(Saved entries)
•••
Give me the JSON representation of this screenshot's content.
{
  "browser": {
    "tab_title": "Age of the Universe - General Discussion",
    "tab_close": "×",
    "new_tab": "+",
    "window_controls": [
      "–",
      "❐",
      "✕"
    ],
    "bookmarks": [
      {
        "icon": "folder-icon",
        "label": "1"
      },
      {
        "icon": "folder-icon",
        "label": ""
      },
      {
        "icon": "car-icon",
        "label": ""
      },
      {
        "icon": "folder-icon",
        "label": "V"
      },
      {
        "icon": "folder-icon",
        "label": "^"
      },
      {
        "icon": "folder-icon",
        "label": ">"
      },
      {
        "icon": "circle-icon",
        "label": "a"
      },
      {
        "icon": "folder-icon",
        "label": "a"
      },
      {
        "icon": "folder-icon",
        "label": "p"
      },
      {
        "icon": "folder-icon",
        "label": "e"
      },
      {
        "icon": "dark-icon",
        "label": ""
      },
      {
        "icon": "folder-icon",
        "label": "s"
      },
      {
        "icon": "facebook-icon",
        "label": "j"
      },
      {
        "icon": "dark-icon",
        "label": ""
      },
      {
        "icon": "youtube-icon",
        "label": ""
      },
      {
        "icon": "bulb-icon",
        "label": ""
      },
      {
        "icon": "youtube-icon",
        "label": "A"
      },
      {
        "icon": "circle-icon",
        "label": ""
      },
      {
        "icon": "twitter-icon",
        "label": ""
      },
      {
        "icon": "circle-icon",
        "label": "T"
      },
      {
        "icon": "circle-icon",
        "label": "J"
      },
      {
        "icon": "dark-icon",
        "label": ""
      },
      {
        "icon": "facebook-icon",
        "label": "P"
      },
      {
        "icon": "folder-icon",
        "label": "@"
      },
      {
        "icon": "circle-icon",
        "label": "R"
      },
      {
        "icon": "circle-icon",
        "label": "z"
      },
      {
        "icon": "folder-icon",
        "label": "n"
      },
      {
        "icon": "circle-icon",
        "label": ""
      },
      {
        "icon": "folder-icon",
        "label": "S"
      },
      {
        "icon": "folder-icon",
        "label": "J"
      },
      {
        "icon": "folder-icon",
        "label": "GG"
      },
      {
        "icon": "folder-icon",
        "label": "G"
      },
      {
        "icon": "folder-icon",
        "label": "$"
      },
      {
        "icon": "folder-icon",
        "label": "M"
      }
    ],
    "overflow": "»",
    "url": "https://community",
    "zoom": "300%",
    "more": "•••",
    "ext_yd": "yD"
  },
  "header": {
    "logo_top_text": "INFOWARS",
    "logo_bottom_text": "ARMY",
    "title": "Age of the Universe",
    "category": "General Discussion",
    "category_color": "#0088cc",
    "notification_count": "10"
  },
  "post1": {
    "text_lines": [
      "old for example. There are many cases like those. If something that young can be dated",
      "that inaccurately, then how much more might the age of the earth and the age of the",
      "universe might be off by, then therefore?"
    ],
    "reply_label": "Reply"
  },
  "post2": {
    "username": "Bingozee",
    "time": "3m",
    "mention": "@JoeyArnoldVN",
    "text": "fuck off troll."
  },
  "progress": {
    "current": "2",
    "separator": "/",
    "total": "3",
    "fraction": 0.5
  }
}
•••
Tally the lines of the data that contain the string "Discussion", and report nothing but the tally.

*TASK OUTPUT*. 2